**Input data**.
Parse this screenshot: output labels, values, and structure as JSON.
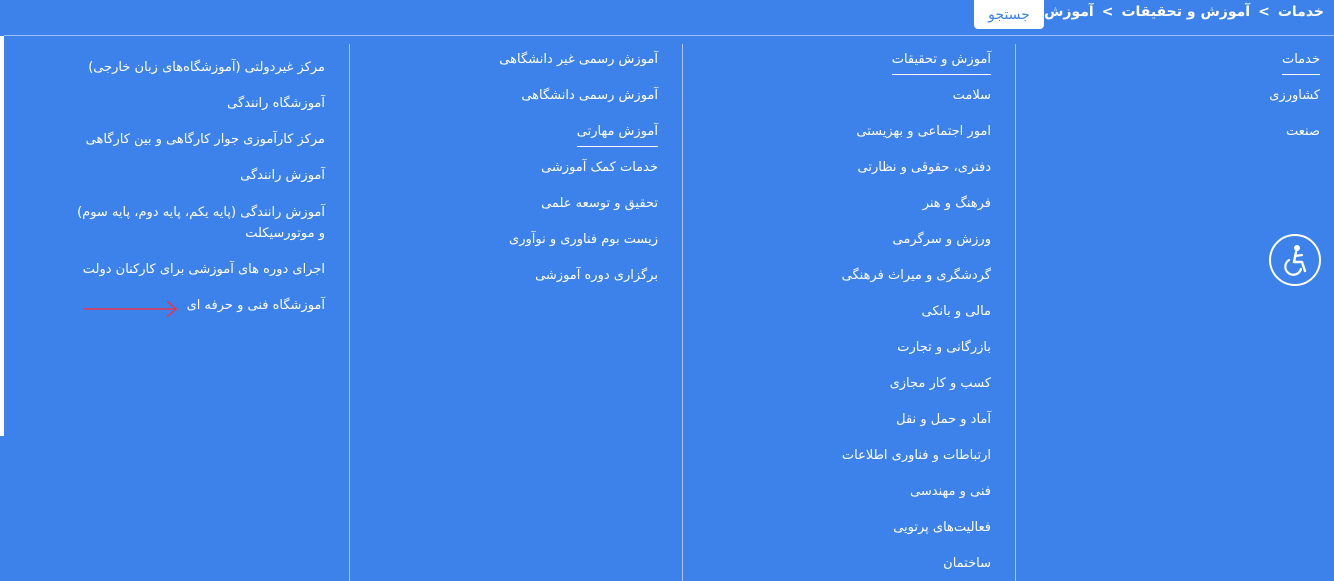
{
  "breadcrumb": {
    "items": [
      "خدمات",
      "آموزش و تحقیقات",
      "آموزش مهارتی"
    ],
    "separator": ">"
  },
  "search": {
    "label": "جستجو"
  },
  "columns": {
    "col1": {
      "items": [
        "خدمات",
        "کشاورزی",
        "صنعت"
      ]
    },
    "col2": {
      "items": [
        "آموزش و تحقیقات",
        "سلامت",
        "امور اجتماعی و بهزیستی",
        "دفتری، حقوقی و نظارتی",
        "فرهنگ و هنر",
        "ورزش و سرگرمی",
        "گردشگری و میراث فرهنگی",
        "مالی و بانکی",
        "بازرگانی و تجارت",
        "کسب و کار مجازی",
        "آماد و حمل و نقل",
        "ارتباطات و فناوری اطلاعات",
        "فنی و مهندسی",
        "فعالیت‌های پرتویی",
        "ساختمان"
      ]
    },
    "col3": {
      "items": [
        "آموزش رسمی غیر دانشگاهی",
        "آموزش رسمی دانشگاهی",
        "آموزش مهارتی",
        "خدمات کمک آموزشی",
        "تحقیق و توسعه علمی",
        "زیست بوم فناوری و نوآوری",
        "برگزاری دوره آموزشی"
      ]
    },
    "col4": {
      "items": [
        "مرکز غیردولتی (آموزشگاه‌های زبان خارجی)",
        "آموزشگاه رانندگی",
        "مرکز کارآموزی جوار کارگاهی و بین کارگاهی",
        "آموزش رانندگی",
        "آموزش رانندگی (پایه یکم، پایه دوم، پایه سوم) و موتورسیکلت",
        "اجرای دوره های آموزشی برای کارکنان دولت",
        "آموزشگاه فنی و حرفه ای"
      ]
    }
  },
  "colors": {
    "background": "#3c82ea",
    "text": "#ffffff",
    "arrow": "#e8344e"
  },
  "icons": {
    "accessibility": "wheelchair-icon",
    "annotation": "arrow-right-icon"
  }
}
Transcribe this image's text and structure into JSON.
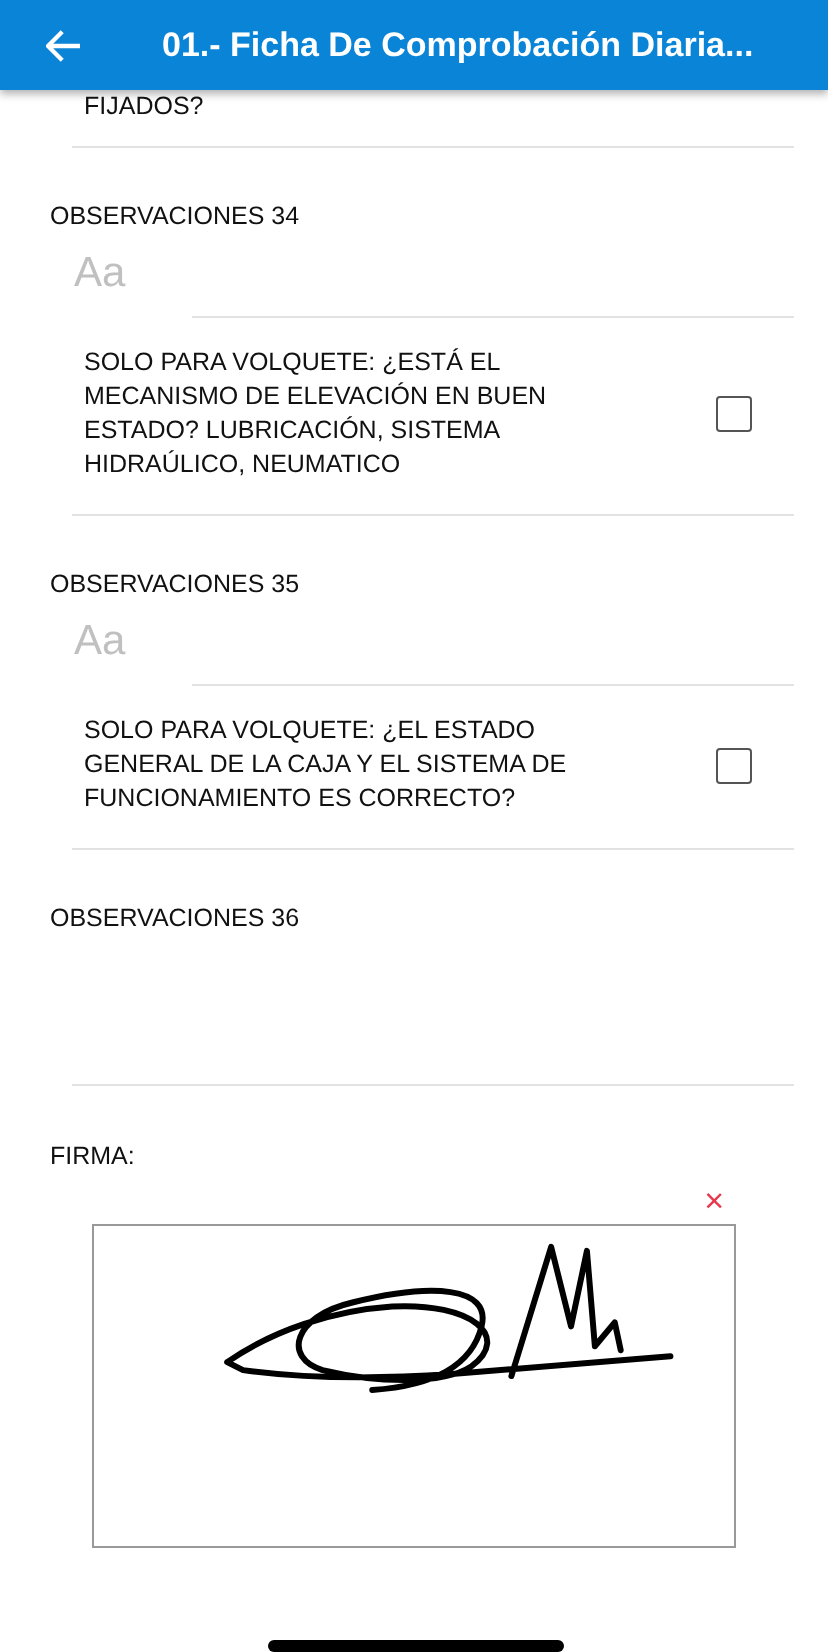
{
  "header": {
    "title": "01.- Ficha De Comprobación Diaria..."
  },
  "items": [
    {
      "kind": "question_tail",
      "text": "FIJADOS?"
    },
    {
      "kind": "observation",
      "label": "OBSERVACIONES 34",
      "placeholder": "Aa"
    },
    {
      "kind": "question",
      "text": "SOLO PARA VOLQUETE: ¿ESTÁ EL MECANISMO DE ELEVACIÓN EN BUEN ESTADO? LUBRICACIÓN, SISTEMA HIDRAÚLICO, NEUMATICO",
      "checked": false
    },
    {
      "kind": "observation",
      "label": "OBSERVACIONES 35",
      "placeholder": "Aa"
    },
    {
      "kind": "question",
      "text": "SOLO PARA VOLQUETE: ¿EL ESTADO GENERAL DE LA CAJA Y EL SISTEMA DE FUNCIONAMIENTO ES CORRECTO?",
      "checked": false
    },
    {
      "kind": "observation",
      "label": "OBSERVACIONES 36"
    },
    {
      "kind": "signature",
      "label": "FIRMA:",
      "clear": "×"
    }
  ]
}
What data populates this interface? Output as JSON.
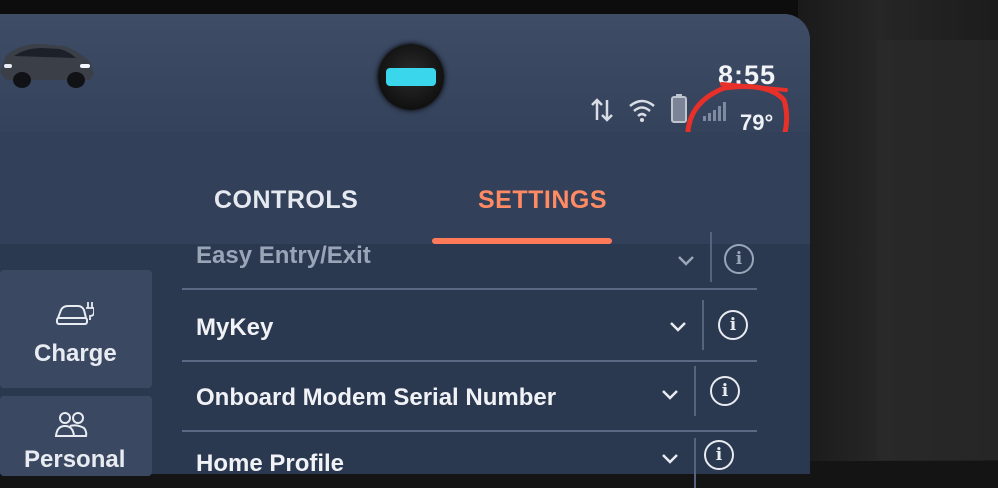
{
  "status": {
    "clock": "8:55",
    "temperature": "79°"
  },
  "tabs": [
    {
      "label": "CONTROLS",
      "selected": false
    },
    {
      "label": "SETTINGS",
      "selected": true
    }
  ],
  "sidebar": {
    "items": [
      {
        "label": "Charge",
        "icon": "car-charge-icon"
      },
      {
        "label": "Personal",
        "icon": "people-icon"
      }
    ]
  },
  "settings_list": [
    {
      "label": "Easy Entry/Exit"
    },
    {
      "label": "MyKey"
    },
    {
      "label": "Onboard Modem Serial Number"
    },
    {
      "label": "Home Profile"
    }
  ],
  "colors": {
    "accent": "#ff7a58",
    "screen_bg": "#2c3a52",
    "annotation": "#e8302a"
  }
}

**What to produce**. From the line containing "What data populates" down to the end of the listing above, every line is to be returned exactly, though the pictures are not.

**Solution to this exercise**.
What data populates this interface? Output as JSON.
{
  "status": {
    "clock": "8:55",
    "temperature": "79°"
  },
  "tabs": [
    {
      "label": "CONTROLS",
      "selected": false
    },
    {
      "label": "SETTINGS",
      "selected": true
    }
  ],
  "sidebar": {
    "items": [
      {
        "label": "Charge",
        "icon": "car-charge-icon"
      },
      {
        "label": "Personal",
        "icon": "people-icon"
      }
    ]
  },
  "settings_list": [
    {
      "label": "Easy Entry/Exit"
    },
    {
      "label": "MyKey"
    },
    {
      "label": "Onboard Modem Serial Number"
    },
    {
      "label": "Home Profile"
    }
  ],
  "colors": {
    "accent": "#ff7a58",
    "screen_bg": "#2c3a52",
    "annotation": "#e8302a"
  }
}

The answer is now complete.